Kwisa River, flowing through the city, is one of the most beautiful rivers in this province of Lower Silesia. It has the features of the mountain river and lowlands area. You can watch the natural products of nature - breakthroughs, thresholds, meanders, oxbow lakes in many of Kwisa's sections. Fortunately this river has a very original character that has not been changed by man that much. This river is also one of the cleaner in Poland, which makes it a haven for fish (and fishermen). There are many protected species of fish such as minnow, stone loach or brown trout, roach, dace, chub, bream, gudgeon, barbel, stickleback, bullhead and perch in its waters. Since 1996, the river has been covered by the program known as stocking of fish like grayling and brown trout.
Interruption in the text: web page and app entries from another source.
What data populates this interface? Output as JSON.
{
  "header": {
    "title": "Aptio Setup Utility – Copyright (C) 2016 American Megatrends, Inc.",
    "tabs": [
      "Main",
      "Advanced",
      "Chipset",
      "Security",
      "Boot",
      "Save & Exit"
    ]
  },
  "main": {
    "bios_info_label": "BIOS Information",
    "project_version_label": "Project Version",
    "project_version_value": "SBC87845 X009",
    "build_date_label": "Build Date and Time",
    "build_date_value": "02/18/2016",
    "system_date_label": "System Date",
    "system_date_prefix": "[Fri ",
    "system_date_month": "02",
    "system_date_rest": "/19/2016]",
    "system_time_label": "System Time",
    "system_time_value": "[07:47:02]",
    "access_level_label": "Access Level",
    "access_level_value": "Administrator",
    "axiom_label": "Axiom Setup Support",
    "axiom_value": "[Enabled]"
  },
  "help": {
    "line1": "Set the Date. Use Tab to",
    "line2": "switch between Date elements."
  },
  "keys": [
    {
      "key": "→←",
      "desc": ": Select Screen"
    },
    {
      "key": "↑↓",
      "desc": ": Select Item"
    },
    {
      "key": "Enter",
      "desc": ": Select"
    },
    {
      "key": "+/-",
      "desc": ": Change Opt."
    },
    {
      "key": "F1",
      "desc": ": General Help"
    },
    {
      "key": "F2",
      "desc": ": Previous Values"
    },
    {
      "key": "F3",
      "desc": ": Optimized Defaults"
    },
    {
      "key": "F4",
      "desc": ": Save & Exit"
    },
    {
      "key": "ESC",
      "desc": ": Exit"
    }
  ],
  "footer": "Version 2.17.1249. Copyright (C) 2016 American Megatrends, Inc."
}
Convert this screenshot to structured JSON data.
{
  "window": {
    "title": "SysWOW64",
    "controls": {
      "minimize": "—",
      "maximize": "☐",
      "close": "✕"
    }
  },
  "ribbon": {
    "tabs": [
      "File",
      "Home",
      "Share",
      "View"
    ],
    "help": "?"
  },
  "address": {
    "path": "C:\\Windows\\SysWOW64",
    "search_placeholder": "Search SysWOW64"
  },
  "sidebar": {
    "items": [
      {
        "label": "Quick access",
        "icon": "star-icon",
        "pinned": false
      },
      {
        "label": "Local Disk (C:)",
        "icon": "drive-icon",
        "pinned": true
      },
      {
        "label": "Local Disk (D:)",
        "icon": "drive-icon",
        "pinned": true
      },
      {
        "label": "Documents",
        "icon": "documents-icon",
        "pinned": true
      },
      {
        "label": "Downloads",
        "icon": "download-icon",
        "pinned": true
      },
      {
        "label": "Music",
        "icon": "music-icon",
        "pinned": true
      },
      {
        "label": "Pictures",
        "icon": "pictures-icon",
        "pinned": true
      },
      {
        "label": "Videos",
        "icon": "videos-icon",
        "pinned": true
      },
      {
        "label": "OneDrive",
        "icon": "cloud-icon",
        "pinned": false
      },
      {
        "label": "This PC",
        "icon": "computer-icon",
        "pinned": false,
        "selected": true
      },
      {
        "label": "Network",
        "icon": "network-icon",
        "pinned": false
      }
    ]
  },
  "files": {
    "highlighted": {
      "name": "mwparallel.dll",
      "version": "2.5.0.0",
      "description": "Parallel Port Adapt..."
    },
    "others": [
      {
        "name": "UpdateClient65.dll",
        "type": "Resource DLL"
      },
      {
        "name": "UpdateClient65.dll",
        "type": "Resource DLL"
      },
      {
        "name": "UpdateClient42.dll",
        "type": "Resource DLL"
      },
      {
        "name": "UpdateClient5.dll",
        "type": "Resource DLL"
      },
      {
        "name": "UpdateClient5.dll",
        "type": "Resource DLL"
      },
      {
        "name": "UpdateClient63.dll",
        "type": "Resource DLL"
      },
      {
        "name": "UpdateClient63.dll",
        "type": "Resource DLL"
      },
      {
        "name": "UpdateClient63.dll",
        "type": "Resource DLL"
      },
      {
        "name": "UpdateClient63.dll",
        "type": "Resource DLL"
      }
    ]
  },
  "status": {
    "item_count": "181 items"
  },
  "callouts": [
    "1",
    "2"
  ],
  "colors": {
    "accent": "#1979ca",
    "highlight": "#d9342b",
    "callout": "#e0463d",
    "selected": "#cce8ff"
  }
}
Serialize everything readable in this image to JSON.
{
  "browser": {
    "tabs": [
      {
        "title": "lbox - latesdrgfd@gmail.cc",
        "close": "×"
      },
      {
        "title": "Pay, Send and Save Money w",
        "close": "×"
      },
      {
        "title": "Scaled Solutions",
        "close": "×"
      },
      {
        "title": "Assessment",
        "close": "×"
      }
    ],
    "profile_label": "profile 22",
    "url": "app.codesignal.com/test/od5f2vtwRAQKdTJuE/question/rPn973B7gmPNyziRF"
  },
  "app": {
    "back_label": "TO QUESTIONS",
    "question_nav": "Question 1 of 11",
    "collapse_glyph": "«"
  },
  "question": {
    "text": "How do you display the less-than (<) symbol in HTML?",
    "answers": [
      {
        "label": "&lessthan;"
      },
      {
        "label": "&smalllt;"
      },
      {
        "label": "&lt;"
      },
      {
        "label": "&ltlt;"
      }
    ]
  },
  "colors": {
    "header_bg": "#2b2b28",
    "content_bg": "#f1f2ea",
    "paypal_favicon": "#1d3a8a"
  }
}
Thanks to the efforts of the Polish Angling Association, the stretch of the river flowing through the city was excluded from fishing, in order to establish their breeding sites (mainly for trout and grayling). The town is trying to cover Kwisa valley as a protected landscape area, and some of its sections as a nature park (this proposal was already in the strategy and development plan of the Lower Silesia area).
Luban has many beautiful and valuable trees. 56 of them were protected as monuments of conservatory wildlife. The largest group can be found in the Stone Mountain Park. Some of the trees growing there have names given to commemorate the people connected to town’s history. For example, we can see Francis (sycamore maple), Herman (ash), Stach (hornbeam), Lucian (tulip), and many others. Moreover, in the center of the park next to the amphitheater, is an European beech – Sercjan – whose name has been given because of a heart carved in his trunk. Tourists will find an impressive group of 11 common hornbeam whose common name is Fyke in the center of the park. Visitors, besides enjoying the beauty of the monuments of nature can also, spend a nice time in Luban's Old Town. This area is next to the Bracka Tower, surrounded by old oaks or silver maples or by Lompy Square, where people can admire the beautifully blooming two yellow-flower surmia. When you passing through Tkacka Street, near the garages, encouter another monument – maple.
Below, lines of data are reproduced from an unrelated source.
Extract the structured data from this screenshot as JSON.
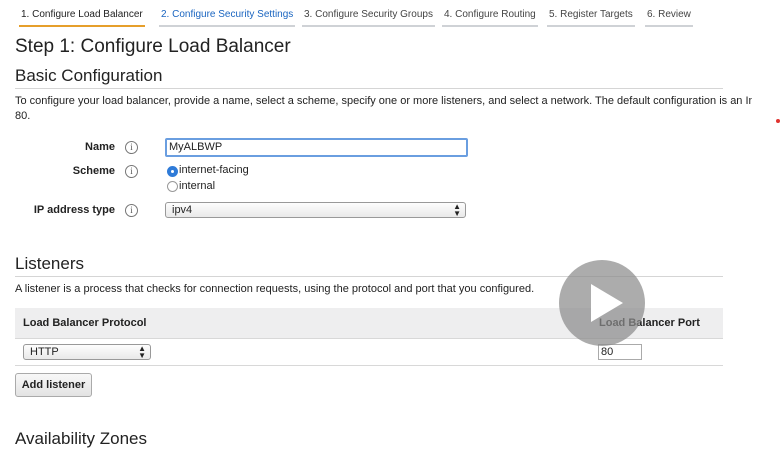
{
  "tabs": [
    {
      "label": "1. Configure Load Balancer"
    },
    {
      "label": "2. Configure Security Settings"
    },
    {
      "label": "3. Configure Security Groups"
    },
    {
      "label": "4. Configure Routing"
    },
    {
      "label": "5. Register Targets"
    },
    {
      "label": "6. Review"
    }
  ],
  "page": {
    "title": "Step 1: Configure Load Balancer"
  },
  "basic": {
    "heading": "Basic Configuration",
    "description_line1": "To configure your load balancer, provide a name, select a scheme, specify one or more listeners, and select a network. The default configuration is an In",
    "description_line2": "80.",
    "name_label": "Name",
    "name_value": "MyALBWP",
    "scheme_label": "Scheme",
    "scheme_options": [
      "internet-facing",
      "internal"
    ],
    "scheme_selected": "internet-facing",
    "ip_label": "IP address type",
    "ip_value": "ipv4",
    "info_glyph": "i"
  },
  "listeners": {
    "heading": "Listeners",
    "description": "A listener is a process that checks for connection requests, using the protocol and port that you configured.",
    "col_protocol": "Load Balancer Protocol",
    "col_port": "Load Balancer Port",
    "protocol_value": "HTTP",
    "port_value": "80",
    "add_button": "Add listener"
  },
  "availability": {
    "heading": "Availability Zones"
  },
  "colors": {
    "accent_tab": "#e69f2b",
    "link": "#1a65c0",
    "radio_selected": "#2f7bd8"
  },
  "icons": {
    "info": "info-icon",
    "play": "play-icon",
    "select_arrows": "select-arrows-icon"
  }
}
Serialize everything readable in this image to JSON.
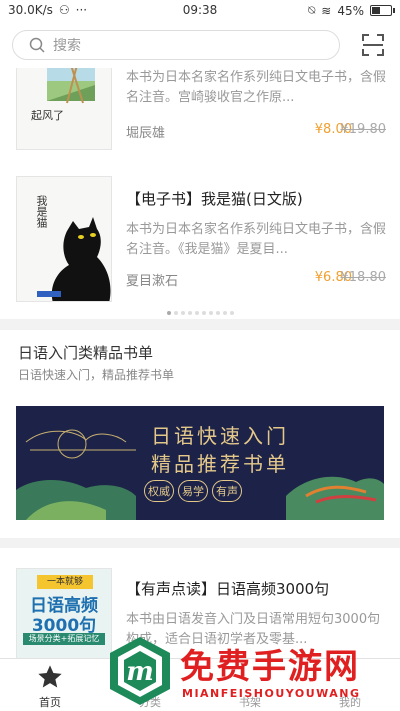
{
  "status": {
    "speed": "30.0K/s",
    "time": "09:38",
    "battery": "45%",
    "battery_level": 0.45
  },
  "search": {
    "placeholder": "搜索"
  },
  "books": [
    {
      "title": "",
      "desc": "本书为日本名家名作系列纯日文电子书，含假名注音。宫崎骏收官之作原...",
      "author": "堀辰雄",
      "price": "¥8.00",
      "orig": "¥19.80",
      "cover_title": "起风了"
    },
    {
      "title": "【电子书】我是猫(日文版)",
      "desc": "本书为日本名家名作系列纯日文电子书，含假名注音。《我是猫》是夏目...",
      "author": "夏目漱石",
      "price": "¥6.80",
      "orig": "¥18.80",
      "cover_title": "我是猫"
    }
  ],
  "carousel": {
    "count": 10,
    "active": 0
  },
  "section": {
    "title": "日语入门类精品书单",
    "subtitle": "日语快速入门，精品推荐书单",
    "banner_line1": "日语快速入门",
    "banner_line2": "精品推荐书单",
    "banner_tags": [
      "权威",
      "易学",
      "有声"
    ]
  },
  "book3": {
    "title": "【有声点读】日语高频3000句",
    "desc": "本书由日语发音入门及日语常用短句3000句构成，适合日语初学者及零基...",
    "cover_top": "一本就够",
    "cover_main1": "日语高频",
    "cover_main2": "3000句",
    "cover_band": "场景分类+拓展记忆"
  },
  "tabs": [
    {
      "label": "首页",
      "icon": "star-icon"
    },
    {
      "label": "分类",
      "icon": "grid-icon"
    },
    {
      "label": "书架",
      "icon": "shelf-icon"
    },
    {
      "label": "我的",
      "icon": "user-icon"
    }
  ],
  "watermark": {
    "text": "免费手游网",
    "sub": "MIANFEISHOUYOUWANG",
    "logo_letter": "m"
  },
  "colors": {
    "price": "#f0a030",
    "banner_bg": "#1d2348",
    "banner_text": "#e4c88a",
    "watermark": "#e02020",
    "logo_green": "#1e8a5a"
  }
}
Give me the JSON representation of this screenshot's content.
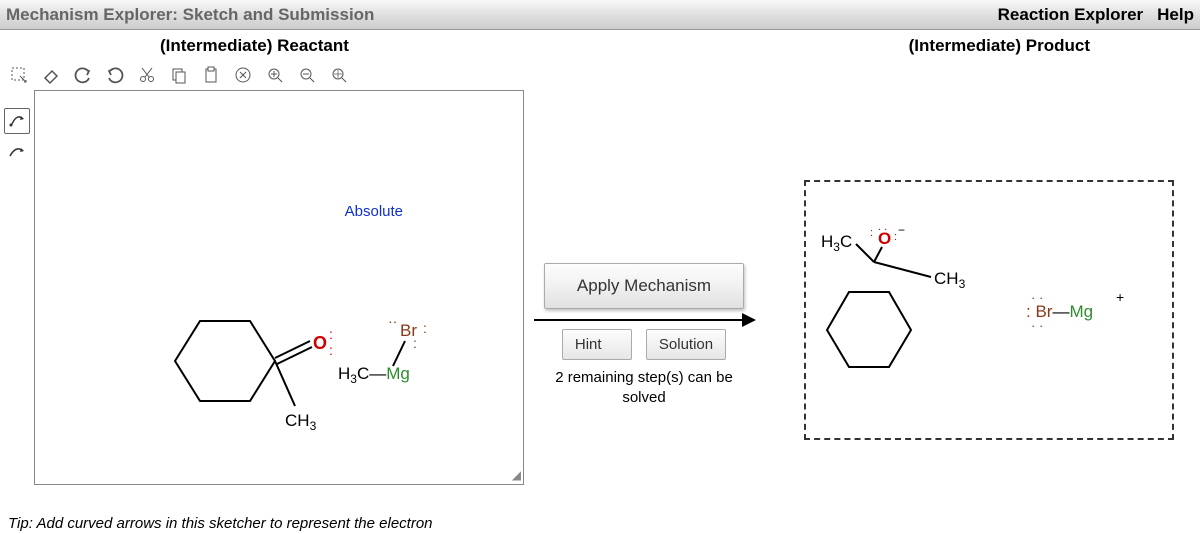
{
  "titlebar": {
    "title": "Mechanism Explorer: Sketch and Submission",
    "link_explorer": "Reaction Explorer",
    "link_help": "Help"
  },
  "sections": {
    "reactant": "(Intermediate) Reactant",
    "product": "(Intermediate) Product"
  },
  "toolbar_icons": [
    "select-marquee-icon",
    "eraser-icon",
    "undo-icon",
    "redo-icon",
    "cut-icon",
    "copy-icon",
    "paste-icon",
    "clear-icon",
    "zoom-in-icon",
    "zoom-out-icon",
    "zoom-fit-icon"
  ],
  "side_icons": [
    "flip-vertical-icon",
    "flip-horizontal-icon"
  ],
  "reactant": {
    "absolute": "Absolute",
    "label_o": "O",
    "label_br": "Br",
    "label_ch3": "CH",
    "label_h3c": "H",
    "label_mg": "C—Mg",
    "sub3": "3"
  },
  "center": {
    "apply": "Apply Mechanism",
    "hint": "Hint",
    "solution": "Solution",
    "status": "2 remaining step(s) can be solved"
  },
  "product": {
    "label_h3c": "H",
    "sub3a": "3",
    "label_c": "C",
    "label_o": "O",
    "label_ch3": "CH",
    "sub3b": "3",
    "label_brmg": "Br—Mg",
    "plus": "+"
  },
  "tip": "Tip: Add curved arrows in this sketcher to represent the electron",
  "colors": {
    "oxygen": "#d00000",
    "bromine": "#8a3a1a",
    "magnesium": "#2e8b2e"
  }
}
An inventory of the city showed that despite the relatively high urbanization continuing in Luban's wildlife enclaves, this area is full of protection sites, which consist mainly of wetlands and small streams of the valley. Therefore, a plan has been created to save this ecological area – „Lower stream Łazek”, „Valley Gozdnica”, „Back water supply Gozdnica”, „Orchid Meadow”. This beautifully planned land is very valuable because of the occurrence and propagation of reptiles such as viviparous lizards or ordinary grass snakes and amphibians such as ordinary newts and mountain gray toads as well as grass, water and lake frogs. River valleys overgrown with trees provide a valuable habitat for birds. Many of them nest there permanently and are potentially endangered, such as the turtle dove, wagtail or a decanter.
Also planned is the creation of the so-called documentation areas, which have important scientific and educational value and will be pointed out to the public. Such points are old quarries or volcanic hills such as Scout Mountain, New Uniegoszcz Quarry or very interesting basalt columns in The Ksieginki Quarry.
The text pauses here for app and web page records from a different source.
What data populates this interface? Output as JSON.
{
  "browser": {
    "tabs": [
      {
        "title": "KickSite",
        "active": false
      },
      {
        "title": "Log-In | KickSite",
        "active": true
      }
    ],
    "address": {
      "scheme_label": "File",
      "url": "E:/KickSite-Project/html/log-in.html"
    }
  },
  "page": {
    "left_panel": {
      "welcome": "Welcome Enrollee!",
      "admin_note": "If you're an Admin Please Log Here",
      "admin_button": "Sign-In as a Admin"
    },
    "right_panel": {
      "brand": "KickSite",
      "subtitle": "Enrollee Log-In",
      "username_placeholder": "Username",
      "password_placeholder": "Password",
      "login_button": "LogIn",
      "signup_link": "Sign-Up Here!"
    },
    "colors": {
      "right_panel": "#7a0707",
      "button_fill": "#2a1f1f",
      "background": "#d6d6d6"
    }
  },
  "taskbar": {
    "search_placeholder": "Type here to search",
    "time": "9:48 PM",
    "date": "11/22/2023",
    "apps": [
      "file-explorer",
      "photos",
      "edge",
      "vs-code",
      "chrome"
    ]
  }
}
More on Luban nature and the surrounding areas can be found on the website of the Regional Environmental Education Center at: www.eko.luban.com.pl